ODs know that patients are heavily influenced by what is and is not covered. After recommendations are made, help the patient understand who will be paying.

Most ODs are experts at that part, too.

Patients who needed new eyewear may see that the purchase is not covered until a future date. They already know they need new frames but have a decision to make. Factors patients need to consider may include:

• How big of a change in prescription

• Consequences of waiting

• Time until benefits renew

• Money needed to pay now

It is important to remember that you may not know the patient’s specific concerns. You may assume you know, but every patient is different.

Related: Why you need a practice mission

What about expensive medical testing that is needed to confirm a potential sight-threating diagnosis?

Ordering multiple tests on the same day may result in a battery of tests applied to the patient’s deductible-leaving the patient financially responsible. Regardless, the patient knows he needs the test, and you still need the test results.

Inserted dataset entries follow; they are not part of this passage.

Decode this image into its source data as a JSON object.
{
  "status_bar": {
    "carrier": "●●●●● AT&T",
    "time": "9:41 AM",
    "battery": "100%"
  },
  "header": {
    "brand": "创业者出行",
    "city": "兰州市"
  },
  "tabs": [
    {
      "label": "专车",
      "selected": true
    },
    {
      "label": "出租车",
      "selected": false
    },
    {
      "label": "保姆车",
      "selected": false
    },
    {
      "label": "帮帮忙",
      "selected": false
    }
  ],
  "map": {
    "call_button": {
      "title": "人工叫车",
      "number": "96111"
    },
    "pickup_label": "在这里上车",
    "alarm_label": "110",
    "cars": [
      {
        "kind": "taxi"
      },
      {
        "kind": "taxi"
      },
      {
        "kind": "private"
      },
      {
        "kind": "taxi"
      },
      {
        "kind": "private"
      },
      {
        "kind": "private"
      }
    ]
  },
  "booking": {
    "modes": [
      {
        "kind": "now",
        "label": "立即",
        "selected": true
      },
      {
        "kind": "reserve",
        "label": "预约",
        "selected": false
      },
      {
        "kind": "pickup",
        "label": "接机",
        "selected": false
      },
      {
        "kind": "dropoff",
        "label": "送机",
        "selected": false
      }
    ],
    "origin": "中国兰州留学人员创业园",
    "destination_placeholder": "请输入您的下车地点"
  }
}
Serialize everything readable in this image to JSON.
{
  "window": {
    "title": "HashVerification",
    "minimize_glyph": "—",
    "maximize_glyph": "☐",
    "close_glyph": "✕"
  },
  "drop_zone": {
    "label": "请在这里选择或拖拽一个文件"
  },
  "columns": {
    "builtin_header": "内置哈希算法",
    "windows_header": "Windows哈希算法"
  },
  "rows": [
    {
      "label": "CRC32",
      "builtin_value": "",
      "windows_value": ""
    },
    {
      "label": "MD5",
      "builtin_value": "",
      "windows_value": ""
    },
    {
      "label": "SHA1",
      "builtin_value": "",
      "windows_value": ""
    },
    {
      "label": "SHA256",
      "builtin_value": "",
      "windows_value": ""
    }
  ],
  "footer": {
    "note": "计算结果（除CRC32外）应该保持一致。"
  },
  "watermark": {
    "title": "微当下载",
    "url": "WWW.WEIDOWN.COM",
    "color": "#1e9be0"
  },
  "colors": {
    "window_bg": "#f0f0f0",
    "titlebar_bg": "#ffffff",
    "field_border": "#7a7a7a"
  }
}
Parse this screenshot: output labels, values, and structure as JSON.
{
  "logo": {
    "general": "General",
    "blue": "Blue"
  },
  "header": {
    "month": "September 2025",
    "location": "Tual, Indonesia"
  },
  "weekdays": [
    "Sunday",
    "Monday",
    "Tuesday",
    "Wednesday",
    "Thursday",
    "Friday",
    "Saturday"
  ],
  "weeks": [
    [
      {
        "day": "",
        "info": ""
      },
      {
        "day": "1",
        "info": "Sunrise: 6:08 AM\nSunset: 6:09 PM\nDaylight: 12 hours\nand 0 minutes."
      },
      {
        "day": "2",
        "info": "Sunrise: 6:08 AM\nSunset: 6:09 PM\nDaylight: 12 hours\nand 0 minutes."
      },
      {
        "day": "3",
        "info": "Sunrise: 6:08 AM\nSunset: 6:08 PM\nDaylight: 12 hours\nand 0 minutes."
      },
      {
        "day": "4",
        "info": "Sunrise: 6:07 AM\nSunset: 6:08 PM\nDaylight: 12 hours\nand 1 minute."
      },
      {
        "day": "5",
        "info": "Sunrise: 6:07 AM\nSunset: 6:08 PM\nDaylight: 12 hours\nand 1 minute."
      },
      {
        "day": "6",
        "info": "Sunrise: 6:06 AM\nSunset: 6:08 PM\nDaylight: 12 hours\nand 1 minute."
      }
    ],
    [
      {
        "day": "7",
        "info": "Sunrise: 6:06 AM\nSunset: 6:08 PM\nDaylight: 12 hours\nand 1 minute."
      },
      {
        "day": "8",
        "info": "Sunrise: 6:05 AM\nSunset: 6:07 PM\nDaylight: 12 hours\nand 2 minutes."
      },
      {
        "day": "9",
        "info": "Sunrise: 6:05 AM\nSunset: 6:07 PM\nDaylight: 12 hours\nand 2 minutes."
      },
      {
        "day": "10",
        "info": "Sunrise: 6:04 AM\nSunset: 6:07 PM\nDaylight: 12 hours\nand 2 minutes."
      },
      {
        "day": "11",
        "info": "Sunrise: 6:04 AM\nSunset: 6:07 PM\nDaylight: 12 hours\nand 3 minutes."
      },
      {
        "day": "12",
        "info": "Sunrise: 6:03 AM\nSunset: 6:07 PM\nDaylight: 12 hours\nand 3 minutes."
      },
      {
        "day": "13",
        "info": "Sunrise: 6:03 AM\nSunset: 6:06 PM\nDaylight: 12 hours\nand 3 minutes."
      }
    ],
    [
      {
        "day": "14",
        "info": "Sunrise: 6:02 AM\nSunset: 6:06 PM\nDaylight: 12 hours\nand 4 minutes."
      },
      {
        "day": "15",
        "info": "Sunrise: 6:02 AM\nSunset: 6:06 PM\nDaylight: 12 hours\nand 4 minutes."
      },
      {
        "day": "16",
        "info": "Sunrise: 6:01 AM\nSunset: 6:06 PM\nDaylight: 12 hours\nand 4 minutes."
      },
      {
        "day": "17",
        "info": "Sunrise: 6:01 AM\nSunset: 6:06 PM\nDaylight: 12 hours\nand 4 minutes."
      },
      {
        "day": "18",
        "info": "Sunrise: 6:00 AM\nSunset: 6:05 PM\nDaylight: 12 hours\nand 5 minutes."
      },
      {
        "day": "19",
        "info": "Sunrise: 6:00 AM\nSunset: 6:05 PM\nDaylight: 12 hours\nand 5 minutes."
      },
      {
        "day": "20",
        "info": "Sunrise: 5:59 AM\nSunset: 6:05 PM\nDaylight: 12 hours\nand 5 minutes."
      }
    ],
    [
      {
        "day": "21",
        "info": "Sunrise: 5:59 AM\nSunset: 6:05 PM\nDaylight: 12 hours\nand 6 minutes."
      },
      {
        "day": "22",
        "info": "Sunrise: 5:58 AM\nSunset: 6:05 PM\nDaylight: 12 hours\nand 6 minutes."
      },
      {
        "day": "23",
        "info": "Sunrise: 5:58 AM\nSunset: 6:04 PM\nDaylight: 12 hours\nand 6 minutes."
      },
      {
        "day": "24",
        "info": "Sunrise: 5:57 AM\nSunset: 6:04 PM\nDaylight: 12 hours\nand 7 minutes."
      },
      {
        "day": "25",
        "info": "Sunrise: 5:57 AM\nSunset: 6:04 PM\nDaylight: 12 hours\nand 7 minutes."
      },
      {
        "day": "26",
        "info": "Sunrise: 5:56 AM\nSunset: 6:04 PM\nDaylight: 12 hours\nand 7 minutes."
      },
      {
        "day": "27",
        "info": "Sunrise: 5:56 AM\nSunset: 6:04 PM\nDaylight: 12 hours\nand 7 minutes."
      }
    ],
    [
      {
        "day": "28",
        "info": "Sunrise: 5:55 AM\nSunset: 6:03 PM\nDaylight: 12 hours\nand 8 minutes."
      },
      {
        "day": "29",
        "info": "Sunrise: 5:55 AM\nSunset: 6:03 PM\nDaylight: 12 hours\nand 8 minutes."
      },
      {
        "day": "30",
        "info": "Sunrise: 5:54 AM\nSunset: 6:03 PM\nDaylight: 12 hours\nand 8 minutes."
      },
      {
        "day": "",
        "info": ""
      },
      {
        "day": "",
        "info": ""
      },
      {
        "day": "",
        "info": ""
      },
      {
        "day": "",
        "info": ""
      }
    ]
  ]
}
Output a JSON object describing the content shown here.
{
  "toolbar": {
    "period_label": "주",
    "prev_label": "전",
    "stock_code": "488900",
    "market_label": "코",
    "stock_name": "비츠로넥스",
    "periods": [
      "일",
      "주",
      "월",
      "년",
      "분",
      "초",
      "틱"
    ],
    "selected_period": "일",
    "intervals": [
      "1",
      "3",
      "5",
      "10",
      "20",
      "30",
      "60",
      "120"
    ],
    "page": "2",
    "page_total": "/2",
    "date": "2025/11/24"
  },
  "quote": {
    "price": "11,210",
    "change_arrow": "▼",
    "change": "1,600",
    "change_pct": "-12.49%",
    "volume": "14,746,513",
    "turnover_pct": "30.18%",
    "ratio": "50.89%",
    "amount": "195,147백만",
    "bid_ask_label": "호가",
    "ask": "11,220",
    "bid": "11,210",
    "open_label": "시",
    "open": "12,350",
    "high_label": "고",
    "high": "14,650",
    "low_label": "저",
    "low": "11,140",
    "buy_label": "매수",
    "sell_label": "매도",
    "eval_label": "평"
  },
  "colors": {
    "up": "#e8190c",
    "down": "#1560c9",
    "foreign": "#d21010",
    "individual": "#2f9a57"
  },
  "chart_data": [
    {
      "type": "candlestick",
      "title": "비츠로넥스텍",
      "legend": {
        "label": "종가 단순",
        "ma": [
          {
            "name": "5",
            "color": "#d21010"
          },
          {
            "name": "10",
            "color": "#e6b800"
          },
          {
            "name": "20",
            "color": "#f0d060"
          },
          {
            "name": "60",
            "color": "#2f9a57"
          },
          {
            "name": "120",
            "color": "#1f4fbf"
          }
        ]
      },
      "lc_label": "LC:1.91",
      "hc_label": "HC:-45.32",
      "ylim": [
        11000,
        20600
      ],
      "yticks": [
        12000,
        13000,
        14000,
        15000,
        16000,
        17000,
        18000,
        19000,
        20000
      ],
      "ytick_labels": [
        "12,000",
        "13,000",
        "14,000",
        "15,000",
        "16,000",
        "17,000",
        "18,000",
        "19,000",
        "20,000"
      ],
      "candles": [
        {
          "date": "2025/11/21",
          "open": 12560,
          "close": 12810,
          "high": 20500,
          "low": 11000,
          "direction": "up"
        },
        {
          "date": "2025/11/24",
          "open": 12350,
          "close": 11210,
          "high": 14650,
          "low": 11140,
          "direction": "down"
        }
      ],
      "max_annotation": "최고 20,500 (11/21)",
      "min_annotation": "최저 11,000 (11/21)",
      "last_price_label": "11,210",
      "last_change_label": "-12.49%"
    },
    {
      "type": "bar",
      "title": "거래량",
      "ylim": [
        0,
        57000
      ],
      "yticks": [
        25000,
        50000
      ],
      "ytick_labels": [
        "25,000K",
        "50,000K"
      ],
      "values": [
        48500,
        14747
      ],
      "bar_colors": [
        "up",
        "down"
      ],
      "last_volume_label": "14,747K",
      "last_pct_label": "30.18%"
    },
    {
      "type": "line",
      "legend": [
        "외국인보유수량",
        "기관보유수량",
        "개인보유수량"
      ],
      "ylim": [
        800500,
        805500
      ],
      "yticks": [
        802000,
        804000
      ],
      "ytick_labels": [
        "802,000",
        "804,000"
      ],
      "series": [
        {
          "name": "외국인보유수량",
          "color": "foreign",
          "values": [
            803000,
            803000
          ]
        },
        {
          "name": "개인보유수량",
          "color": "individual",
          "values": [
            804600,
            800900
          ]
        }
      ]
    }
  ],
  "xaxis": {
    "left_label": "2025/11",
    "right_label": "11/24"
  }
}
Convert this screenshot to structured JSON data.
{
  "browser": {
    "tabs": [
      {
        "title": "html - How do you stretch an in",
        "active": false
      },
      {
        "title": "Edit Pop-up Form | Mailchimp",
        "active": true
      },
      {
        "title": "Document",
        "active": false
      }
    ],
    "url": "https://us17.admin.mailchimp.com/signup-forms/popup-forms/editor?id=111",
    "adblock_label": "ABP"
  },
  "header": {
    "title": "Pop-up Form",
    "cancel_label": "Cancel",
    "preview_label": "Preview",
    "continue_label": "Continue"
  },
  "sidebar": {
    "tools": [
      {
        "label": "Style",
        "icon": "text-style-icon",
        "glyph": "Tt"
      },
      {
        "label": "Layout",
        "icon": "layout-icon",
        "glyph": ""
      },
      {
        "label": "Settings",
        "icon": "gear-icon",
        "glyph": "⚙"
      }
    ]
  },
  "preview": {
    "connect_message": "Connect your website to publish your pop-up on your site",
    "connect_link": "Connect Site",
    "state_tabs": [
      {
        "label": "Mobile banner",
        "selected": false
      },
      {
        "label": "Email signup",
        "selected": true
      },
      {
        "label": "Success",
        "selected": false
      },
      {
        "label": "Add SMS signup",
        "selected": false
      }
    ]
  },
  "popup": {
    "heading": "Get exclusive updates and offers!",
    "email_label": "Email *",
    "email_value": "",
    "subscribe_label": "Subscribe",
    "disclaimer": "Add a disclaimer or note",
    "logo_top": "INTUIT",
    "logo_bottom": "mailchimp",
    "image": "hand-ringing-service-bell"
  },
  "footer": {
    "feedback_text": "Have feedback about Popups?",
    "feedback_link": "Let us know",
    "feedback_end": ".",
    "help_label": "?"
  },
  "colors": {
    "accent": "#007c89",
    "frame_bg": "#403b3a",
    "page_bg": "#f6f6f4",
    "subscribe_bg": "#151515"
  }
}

As ODs, we are perceived as the experts. We can give genuine, honest feedback to help our patients make their own financial decisions.

Patient questions may include:

• “Is there any harm in waiting a few months on this test?”

• “How often will we need to do this moving forward?”

• “When does the deductible start over?”

• “How much do the tests cost?”

Nobody knows what is going to happen with health care in the next few years, but everybody knows that changes to the healthcare landscape are coming with more regulation and payment restrictions.

As healthcare costs are being shifted to the consumer, ODs need to get comfortable talking to their patients about financial obligations.

Talking about money is never easy, but it is a lot easier when you can honestly say, “I always think about what’s best for you first. Then we can work together to worry about who’s going to pay for it.”

Read more from Dr. Rothschild here